Written By: Luisa Parish
Good friends of ours recently accepted their first pastoral position at a local church a few hours away. My husband and I were thrilled for them! So, being a seasoned veteran (and I use that term intentionally as you will see!), I decided it would be good to share some advice with my friend as she officially becomes a pastor’s wife.
I thought back over the past decade or so in ministry – three churches, three hometowns, and now three children later. Each ministry position and church had its own challenges and blessings, and I have struggled a great deal at times. It’s not always easy, but there have been some points of wisdom placed into my life along the way…
When we first started in ministry, my husband was the youth pastor of a small church in Southwestern Ontario. We were just married and were beginning a life together. It was an amazing season! We watched dozens of community kids walk through the doors and find healing in Jesus Christ. I watched some incredible transformations that could only come from Christ alone. Besides my full time job I spent so much time working beside my husband in ministry. I was a youth leader, sang on the worship team and had regular coffee and dinner dates with some of the teen girls who attended regularly. As a valuable bonus, we were living only about 20 minutes away from both of our families. I loved everything about it!
In May 2011 we received some life changing news. While at a youth conference my husband and I both felt God telling us that our time at that church was coming to a close and it was time to step aside and let someone else take over. We loved this group but trusted that God saw the bigger picture and knew what he was doing.
It was shortly after this time that we found out we were pregnant with our first child. We were beyond thrilled but knew things were going to be different from here on out.
A few months later my husband accepted a job as the Associate Pastor at a church in Sudbury Ontario. Eight hours away from home! I was six months pregnant when we made the move. The first few months went by well as we became accustomed to a new city, a new family dynamic, and a new ministry.
Part of my husband’s job was to oversee the youth ministry. Naturally I assumed I would resume the role I had from the previous church, however, due to my new role as a mother I also knew that I couldn’t commit to that role as fully as before. I helped out as much as I could before the baby was born, but had a harder time connecting with the youth and soon had no hands on part in that ministry at all.
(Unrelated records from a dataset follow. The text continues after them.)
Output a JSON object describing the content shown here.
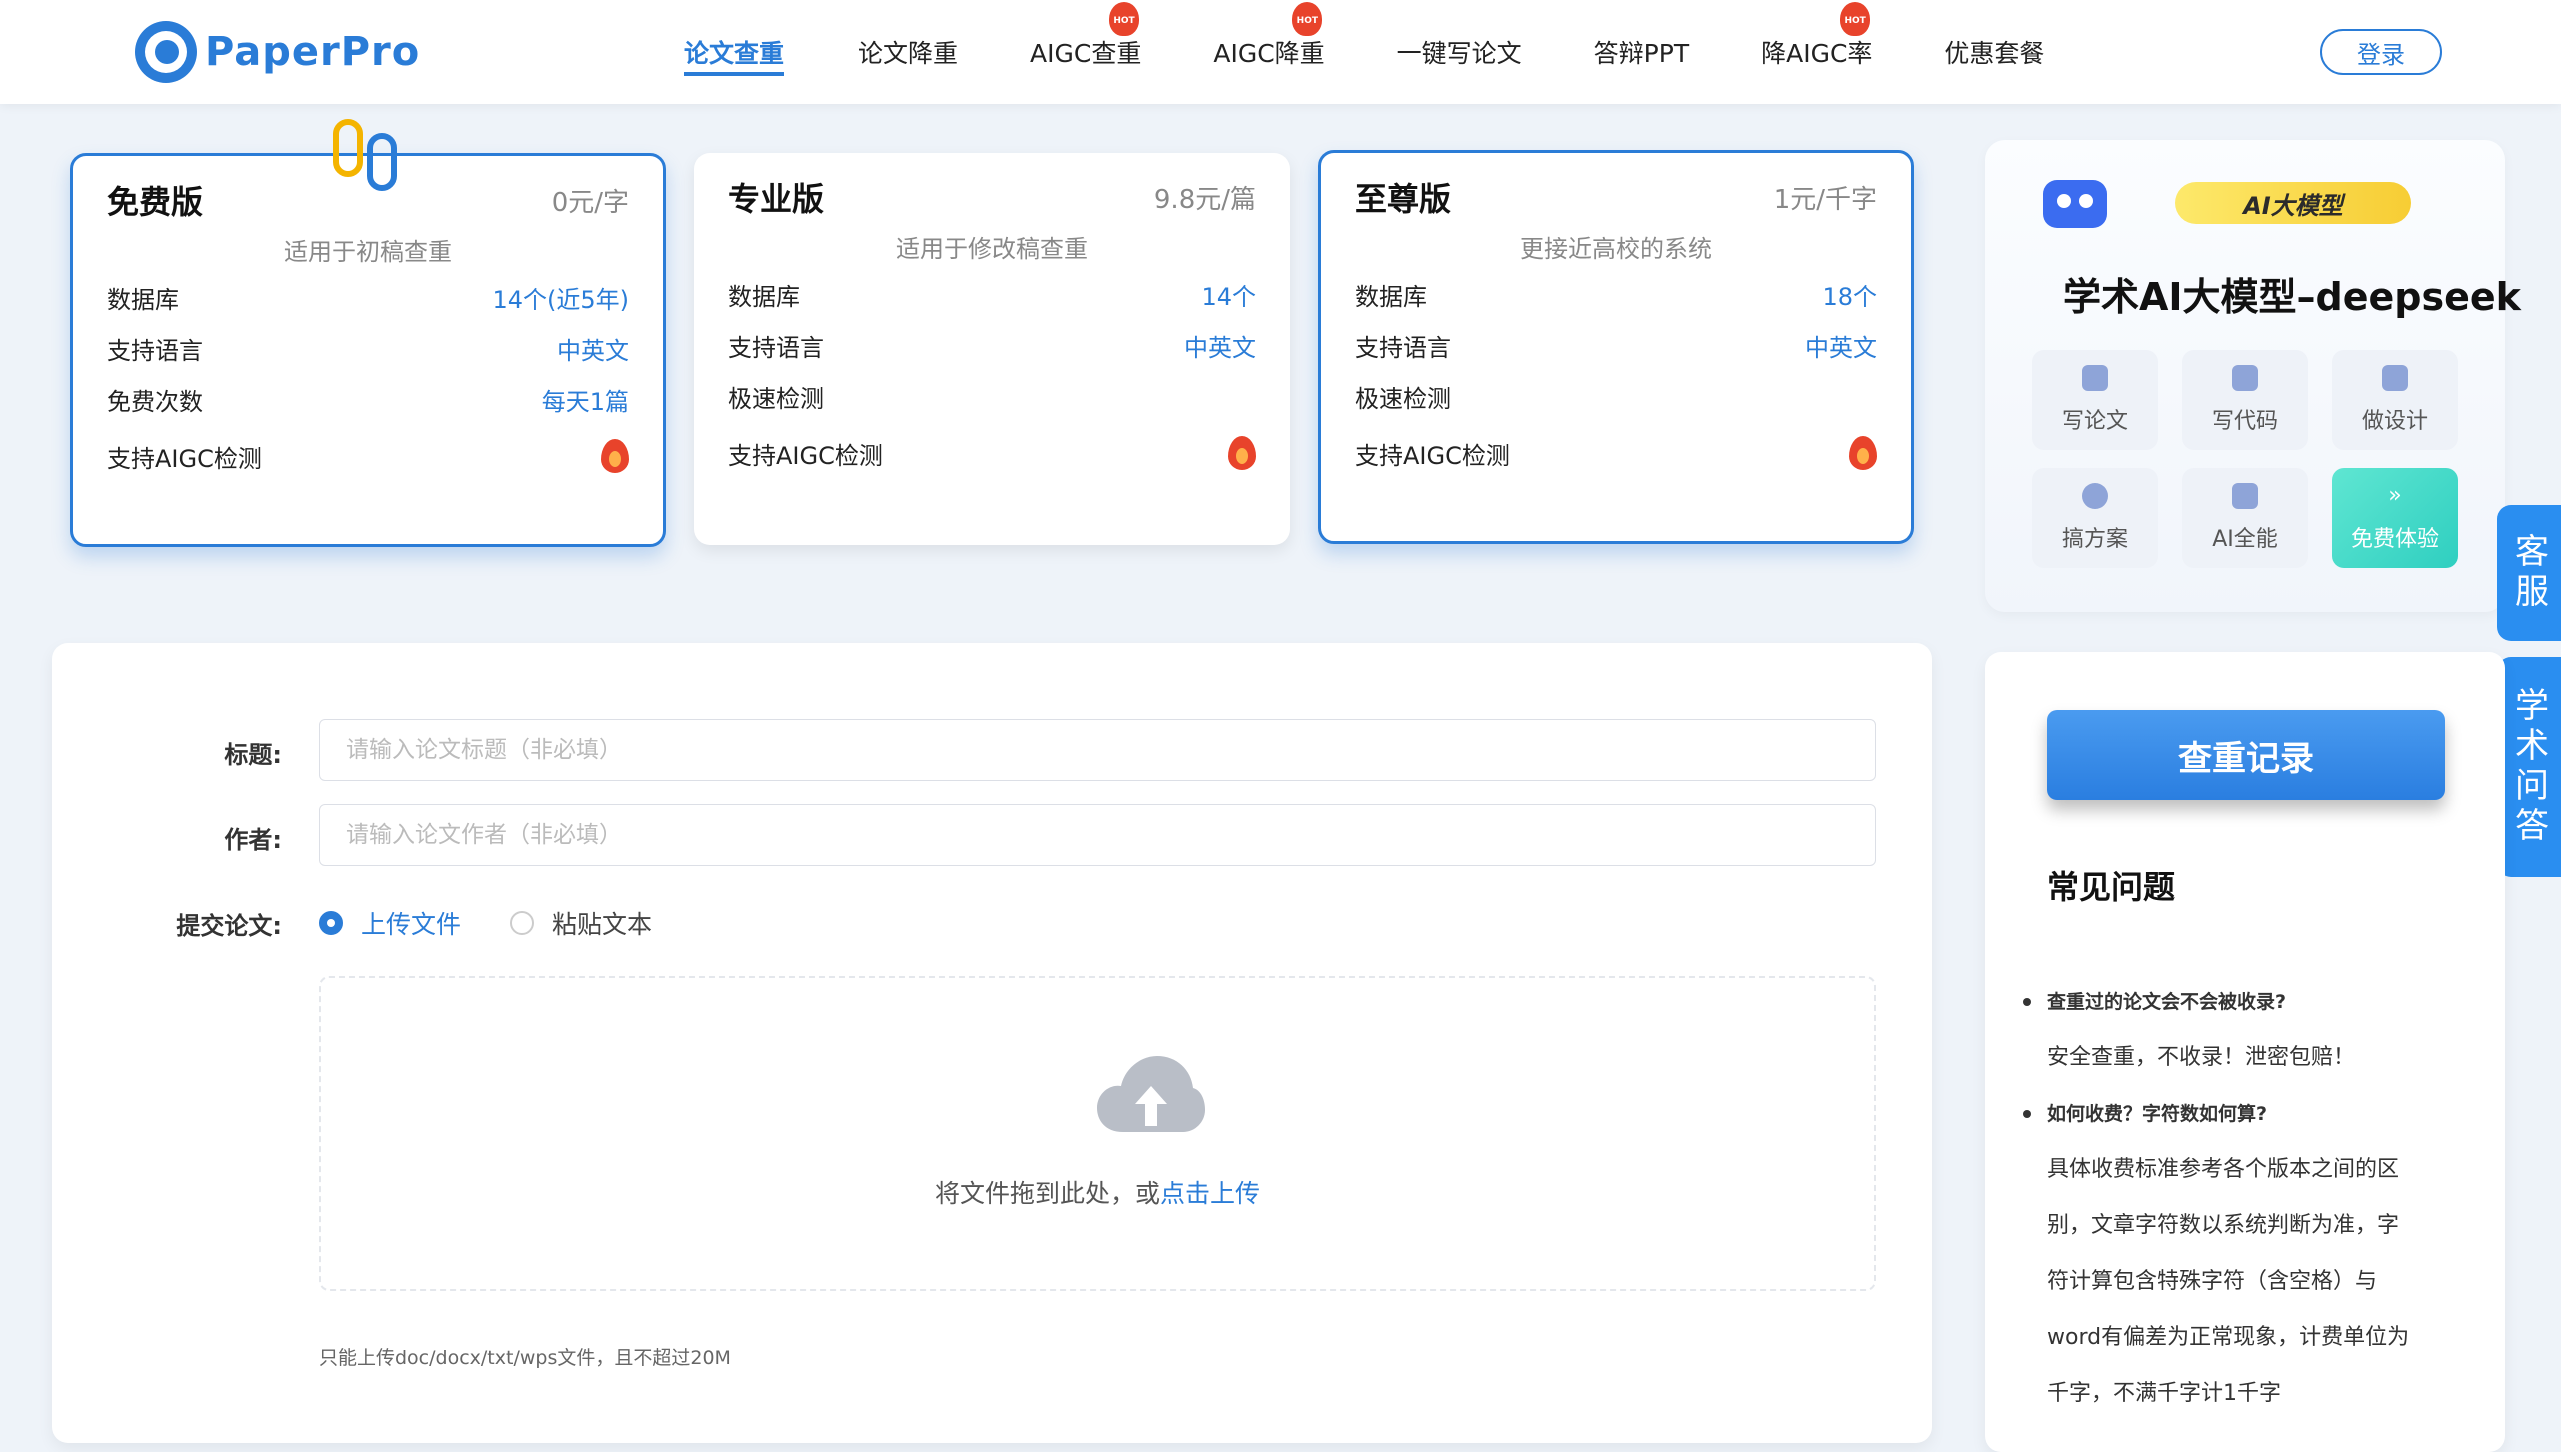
{
  "brand": {
    "name": "PaperPro",
    "color": "#2a7cd7"
  },
  "nav": {
    "items": [
      {
        "label": "论文查重",
        "active": true,
        "hot": false
      },
      {
        "label": "论文降重",
        "active": false,
        "hot": false
      },
      {
        "label": "AIGC查重",
        "active": false,
        "hot": true
      },
      {
        "label": "AIGC降重",
        "active": false,
        "hot": true
      },
      {
        "label": "一键写论文",
        "active": false,
        "hot": false
      },
      {
        "label": "答辩PPT",
        "active": false,
        "hot": false
      },
      {
        "label": "降AIGC率",
        "active": false,
        "hot": true
      },
      {
        "label": "优惠套餐",
        "active": false,
        "hot": false
      }
    ],
    "hot_badge": "HOT",
    "login_label": "登录"
  },
  "plans": [
    {
      "title": "免费版",
      "price": "0元/字",
      "subtitle": "适用于初稿查重",
      "selected": true,
      "rows": [
        {
          "label": "数据库",
          "value": "14个(近5年)"
        },
        {
          "label": "支持语言",
          "value": "中英文"
        },
        {
          "label": "免费次数",
          "value": "每天1篇"
        },
        {
          "label": "支持AIGC检测",
          "icon": "flame-icon"
        }
      ]
    },
    {
      "title": "专业版",
      "price": "9.8元/篇",
      "subtitle": "适用于修改稿查重",
      "selected": false,
      "rows": [
        {
          "label": "数据库",
          "value": "14个"
        },
        {
          "label": "支持语言",
          "value": "中英文"
        },
        {
          "label": "极速检测",
          "value": ""
        },
        {
          "label": "支持AIGC检测",
          "icon": "flame-icon"
        }
      ]
    },
    {
      "title": "至尊版",
      "price": "1元/千字",
      "subtitle": "更接近高校的系统",
      "selected": true,
      "rows": [
        {
          "label": "数据库",
          "value": "18个"
        },
        {
          "label": "支持语言",
          "value": "中英文"
        },
        {
          "label": "极速检测",
          "value": ""
        },
        {
          "label": "支持AIGC检测",
          "icon": "flame-icon"
        }
      ]
    }
  ],
  "ai_promo": {
    "badge": "AI大模型",
    "title": "学术AI大模型–deepseek",
    "tiles": [
      "写论文",
      "写代码",
      "做设计",
      "搞方案",
      "AI全能",
      "免费体验"
    ]
  },
  "side_tabs": [
    "客服",
    "学术问答"
  ],
  "form": {
    "title_label": "标题:",
    "title_placeholder": "请输入论文标题（非必填）",
    "author_label": "作者:",
    "author_placeholder": "请输入论文作者（非必填）",
    "submit_label": "提交论文:",
    "mode_upload": "上传文件",
    "mode_paste": "粘贴文本",
    "selected_mode": "上传文件",
    "drop_text": "将文件拖到此处，或",
    "drop_link": "点击上传",
    "hint": "只能上传doc/docx/txt/wps文件，且不超过20M"
  },
  "right_panel": {
    "record_button": "查重记录",
    "faq_title": "常见问题",
    "faq": [
      {
        "q": "查重过的论文会不会被收录?",
        "a": [
          "安全查重，不收录！泄密包赔！"
        ]
      },
      {
        "q": "如何收费？字符数如何算?",
        "a": [
          "具体收费标准参考各个版本之间的区",
          "别，文章字符数以系统判断为准，字",
          "符计算包含特殊字符（含空格）与",
          "word有偏差为正常现象，计费单位为",
          "千字，不满千字计1千字"
        ]
      }
    ]
  },
  "colors": {
    "accent": "#2a7cd7",
    "hot": "#e8432b",
    "tile_highlight": "#35d2c2",
    "side_tab": "#2a8ef0"
  }
}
About three months into this new season our daughter was born and life changed. Immediately I was having a hard time balancing the role of wife, mother, and Pastor’s wife. I admit that at times I would even call my mom crying and asking her to come and rescue me!
We lived in Sudbury for almost four years. And I would be lying if I said I figured out how to balance it all before we left. It was a personal struggle much of the time I was there. I had a hard time connecting with people, getting involved in the church and learning how to raise not 1 but 2 young children. I was so caught up in my own stresses and frustrations that I didn’t always see my husband struggling. After all, it was a different church then our last and carried with it many new challenges. There were times when I felt like I was more of a hindrance then a help to him. I depended so much on him and demanded even more. I expected a lot from the people around me and yet was still unsatisfied and frustrated. But God speaks to us when we need Him the most and He often speaks during the frustrations of life. This was one of those times for me…
I remember sitting in a small group meeting when a friend said to me, “You have to stop relying on people to be your foundation. You need to trust and depend on Christ. People, on their own, will often fail you. You will stay in this rut until you look up and get your strength from Jesus and him alone.”
I’ll never forget that. I must admit I haven’t always lived out that advice. I still struggled to shake off unnecessary expectations – both from myself and from others. Many days I struggled to simply maintain sanity in a life devoted to serving people and serving my family at home. God’s word, not man’s becomes the foundation I have learned to depend on, though, as we walk onward together.
Ecclesiastes 3:1 says, “There is a time for everything, and a season for every activity under the heavens.” The writer goes on to explain that there are times to plant and to uproot (v.2), to tear down and to build (v. 3), to weep and to laugh (v. 4), and even a time for war and a time for peace (v. 8). I wonder if that is a missing piece to many of our lives – including those in ministry. I wonder how often we try to become everything to everyone at all times. I think it is wise to ask God regularly, “Lord, what season is it right now? And how can I fulfill your ministry in this time and place?” Perhaps our greatest peace will come when we learn the times and seasons of the Lord and of our life.
I had to accept that there are seasons in life. When we had no children I was able to invest so much into our ministry. But now the seasons change, and we have two, (soon to be 3), children under the age of 5 in my house. Naturally my ministry will change. Sure it looks different then before but it’s just as effective, as long as I trust and am obedient to what God is calling me to. Stop putting expectations on myself, and others. To instead constantly asking God to give me the strength and wisdom to minister where he wants me to be.
Have I mastered it? Not even close, I still fail regularly. But know that one day I will get it right, as long as I am constantly relying on Him wherever and whenever He calls me.